▶ [INFORMATION PROVIDED]
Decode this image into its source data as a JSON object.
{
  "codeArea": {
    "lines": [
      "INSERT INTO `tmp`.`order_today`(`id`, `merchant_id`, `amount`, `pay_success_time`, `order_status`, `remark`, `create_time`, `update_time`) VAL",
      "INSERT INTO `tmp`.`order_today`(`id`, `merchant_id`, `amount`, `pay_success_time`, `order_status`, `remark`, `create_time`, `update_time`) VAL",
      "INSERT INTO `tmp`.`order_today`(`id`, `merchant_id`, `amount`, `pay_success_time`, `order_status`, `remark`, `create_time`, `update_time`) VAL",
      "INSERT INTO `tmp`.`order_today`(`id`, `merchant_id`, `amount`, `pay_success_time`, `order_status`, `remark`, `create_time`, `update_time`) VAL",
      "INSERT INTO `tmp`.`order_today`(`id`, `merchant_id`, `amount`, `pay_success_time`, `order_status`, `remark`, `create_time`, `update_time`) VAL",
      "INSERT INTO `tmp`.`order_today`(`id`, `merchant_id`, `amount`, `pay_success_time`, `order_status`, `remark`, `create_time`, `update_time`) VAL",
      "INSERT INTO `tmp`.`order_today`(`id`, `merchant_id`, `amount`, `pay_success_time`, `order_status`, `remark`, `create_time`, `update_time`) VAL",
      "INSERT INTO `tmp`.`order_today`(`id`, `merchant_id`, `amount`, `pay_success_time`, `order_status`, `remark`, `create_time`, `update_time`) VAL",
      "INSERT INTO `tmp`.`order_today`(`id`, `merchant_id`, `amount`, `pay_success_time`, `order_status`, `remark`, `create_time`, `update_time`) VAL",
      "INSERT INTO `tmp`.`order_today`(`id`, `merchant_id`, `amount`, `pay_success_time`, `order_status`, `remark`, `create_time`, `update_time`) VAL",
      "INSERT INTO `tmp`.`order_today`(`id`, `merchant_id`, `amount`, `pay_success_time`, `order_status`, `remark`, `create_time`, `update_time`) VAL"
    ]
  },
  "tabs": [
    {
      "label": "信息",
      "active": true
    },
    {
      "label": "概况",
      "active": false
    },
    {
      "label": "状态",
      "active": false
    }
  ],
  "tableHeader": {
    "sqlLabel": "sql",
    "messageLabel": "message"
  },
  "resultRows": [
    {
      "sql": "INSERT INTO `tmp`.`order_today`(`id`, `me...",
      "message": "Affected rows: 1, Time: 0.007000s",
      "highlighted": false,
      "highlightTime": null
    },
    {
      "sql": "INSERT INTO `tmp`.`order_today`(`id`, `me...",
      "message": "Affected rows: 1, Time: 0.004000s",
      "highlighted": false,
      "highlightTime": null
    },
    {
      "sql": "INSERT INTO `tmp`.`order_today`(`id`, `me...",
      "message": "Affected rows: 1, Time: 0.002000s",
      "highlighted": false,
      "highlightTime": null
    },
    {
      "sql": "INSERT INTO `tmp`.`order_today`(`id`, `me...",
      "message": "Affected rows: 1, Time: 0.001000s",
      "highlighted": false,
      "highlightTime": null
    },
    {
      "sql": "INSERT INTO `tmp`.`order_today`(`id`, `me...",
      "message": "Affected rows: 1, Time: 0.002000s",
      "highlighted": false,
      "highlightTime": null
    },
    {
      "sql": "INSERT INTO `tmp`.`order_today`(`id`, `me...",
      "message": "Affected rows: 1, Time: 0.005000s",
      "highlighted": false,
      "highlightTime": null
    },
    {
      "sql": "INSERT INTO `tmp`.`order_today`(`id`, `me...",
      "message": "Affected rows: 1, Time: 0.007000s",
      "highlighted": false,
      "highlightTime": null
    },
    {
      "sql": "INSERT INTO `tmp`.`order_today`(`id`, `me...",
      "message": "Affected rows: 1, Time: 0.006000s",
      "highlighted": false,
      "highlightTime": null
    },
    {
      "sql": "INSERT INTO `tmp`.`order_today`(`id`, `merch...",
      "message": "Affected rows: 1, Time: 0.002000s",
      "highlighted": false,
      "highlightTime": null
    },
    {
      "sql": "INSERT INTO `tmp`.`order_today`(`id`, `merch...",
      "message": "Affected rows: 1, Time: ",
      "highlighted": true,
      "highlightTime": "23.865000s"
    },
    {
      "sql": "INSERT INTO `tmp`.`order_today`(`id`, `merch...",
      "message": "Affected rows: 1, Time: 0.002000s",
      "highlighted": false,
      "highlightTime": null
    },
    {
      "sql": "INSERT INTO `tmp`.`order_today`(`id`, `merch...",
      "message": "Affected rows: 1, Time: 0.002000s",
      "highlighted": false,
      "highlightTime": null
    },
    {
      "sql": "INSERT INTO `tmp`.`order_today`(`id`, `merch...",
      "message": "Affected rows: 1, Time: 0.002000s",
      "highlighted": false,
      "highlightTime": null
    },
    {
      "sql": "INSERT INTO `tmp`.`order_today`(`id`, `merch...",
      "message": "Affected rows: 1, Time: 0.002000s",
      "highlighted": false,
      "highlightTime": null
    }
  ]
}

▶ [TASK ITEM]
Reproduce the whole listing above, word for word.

▶ [SOLUTION TO THIS TASK]
Decode this image into its source data as a JSON object.
{
  "codeArea": {
    "lines": [
      "INSERT INTO `tmp`.`order_today`(`id`, `merchant_id`, `amount`, `pay_success_time`, `order_status`, `remark`, `create_time`, `update_time`) VAL",
      "INSERT INTO `tmp`.`order_today`(`id`, `merchant_id`, `amount`, `pay_success_time`, `order_status`, `remark`, `create_time`, `update_time`) VAL",
      "INSERT INTO `tmp`.`order_today`(`id`, `merchant_id`, `amount`, `pay_success_time`, `order_status`, `remark`, `create_time`, `update_time`) VAL",
      "INSERT INTO `tmp`.`order_today`(`id`, `merchant_id`, `amount`, `pay_success_time`, `order_status`, `remark`, `create_time`, `update_time`) VAL",
      "INSERT INTO `tmp`.`order_today`(`id`, `merchant_id`, `amount`, `pay_success_time`, `order_status`, `remark`, `create_time`, `update_time`) VAL",
      "INSERT INTO `tmp`.`order_today`(`id`, `merchant_id`, `amount`, `pay_success_time`, `order_status`, `remark`, `create_time`, `update_time`) VAL",
      "INSERT INTO `tmp`.`order_today`(`id`, `merchant_id`, `amount`, `pay_success_time`, `order_status`, `remark`, `create_time`, `update_time`) VAL",
      "INSERT INTO `tmp`.`order_today`(`id`, `merchant_id`, `amount`, `pay_success_time`, `order_status`, `remark`, `create_time`, `update_time`) VAL",
      "INSERT INTO `tmp`.`order_today`(`id`, `merchant_id`, `amount`, `pay_success_time`, `order_status`, `remark`, `create_time`, `update_time`) VAL",
      "INSERT INTO `tmp`.`order_today`(`id`, `merchant_id`, `amount`, `pay_success_time`, `order_status`, `remark`, `create_time`, `update_time`) VAL",
      "INSERT INTO `tmp`.`order_today`(`id`, `merchant_id`, `amount`, `pay_success_time`, `order_status`, `remark`, `create_time`, `update_time`) VAL"
    ]
  },
  "tabs": [
    {
      "label": "信息",
      "active": true
    },
    {
      "label": "概况",
      "active": false
    },
    {
      "label": "状态",
      "active": false
    }
  ],
  "tableHeader": {
    "sqlLabel": "sql",
    "messageLabel": "message"
  },
  "resultRows": [
    {
      "sql": "INSERT INTO `tmp`.`order_today`(`id`, `me...",
      "message": "Affected rows: 1, Time: 0.007000s",
      "highlighted": false,
      "highlightTime": null
    },
    {
      "sql": "INSERT INTO `tmp`.`order_today`(`id`, `me...",
      "message": "Affected rows: 1, Time: 0.004000s",
      "highlighted": false,
      "highlightTime": null
    },
    {
      "sql": "INSERT INTO `tmp`.`order_today`(`id`, `me...",
      "message": "Affected rows: 1, Time: 0.002000s",
      "highlighted": false,
      "highlightTime": null
    },
    {
      "sql": "INSERT INTO `tmp`.`order_today`(`id`, `me...",
      "message": "Affected rows: 1, Time: 0.001000s",
      "highlighted": false,
      "highlightTime": null
    },
    {
      "sql": "INSERT INTO `tmp`.`order_today`(`id`, `me...",
      "message": "Affected rows: 1, Time: 0.002000s",
      "highlighted": false,
      "highlightTime": null
    },
    {
      "sql": "INSERT INTO `tmp`.`order_today`(`id`, `me...",
      "message": "Affected rows: 1, Time: 0.005000s",
      "highlighted": false,
      "highlightTime": null
    },
    {
      "sql": "INSERT INTO `tmp`.`order_today`(`id`, `me...",
      "message": "Affected rows: 1, Time: 0.007000s",
      "highlighted": false,
      "highlightTime": null
    },
    {
      "sql": "INSERT INTO `tmp`.`order_today`(`id`, `me...",
      "message": "Affected rows: 1, Time: 0.006000s",
      "highlighted": false,
      "highlightTime": null
    },
    {
      "sql": "INSERT INTO `tmp`.`order_today`(`id`, `merch...",
      "message": "Affected rows: 1, Time: 0.002000s",
      "highlighted": false,
      "highlightTime": null
    },
    {
      "sql": "INSERT INTO `tmp`.`order_today`(`id`, `merch...",
      "message": "Affected rows: 1, Time: ",
      "highlighted": true,
      "highlightTime": "23.865000s"
    },
    {
      "sql": "INSERT INTO `tmp`.`order_today`(`id`, `merch...",
      "message": "Affected rows: 1, Time: 0.002000s",
      "highlighted": false,
      "highlightTime": null
    },
    {
      "sql": "INSERT INTO `tmp`.`order_today`(`id`, `merch...",
      "message": "Affected rows: 1, Time: 0.002000s",
      "highlighted": false,
      "highlightTime": null
    },
    {
      "sql": "INSERT INTO `tmp`.`order_today`(`id`, `merch...",
      "message": "Affected rows: 1, Time: 0.002000s",
      "highlighted": false,
      "highlightTime": null
    },
    {
      "sql": "INSERT INTO `tmp`.`order_today`(`id`, `merch...",
      "message": "Affected rows: 1, Time: 0.002000s",
      "highlighted": false,
      "highlightTime": null
    }
  ]
}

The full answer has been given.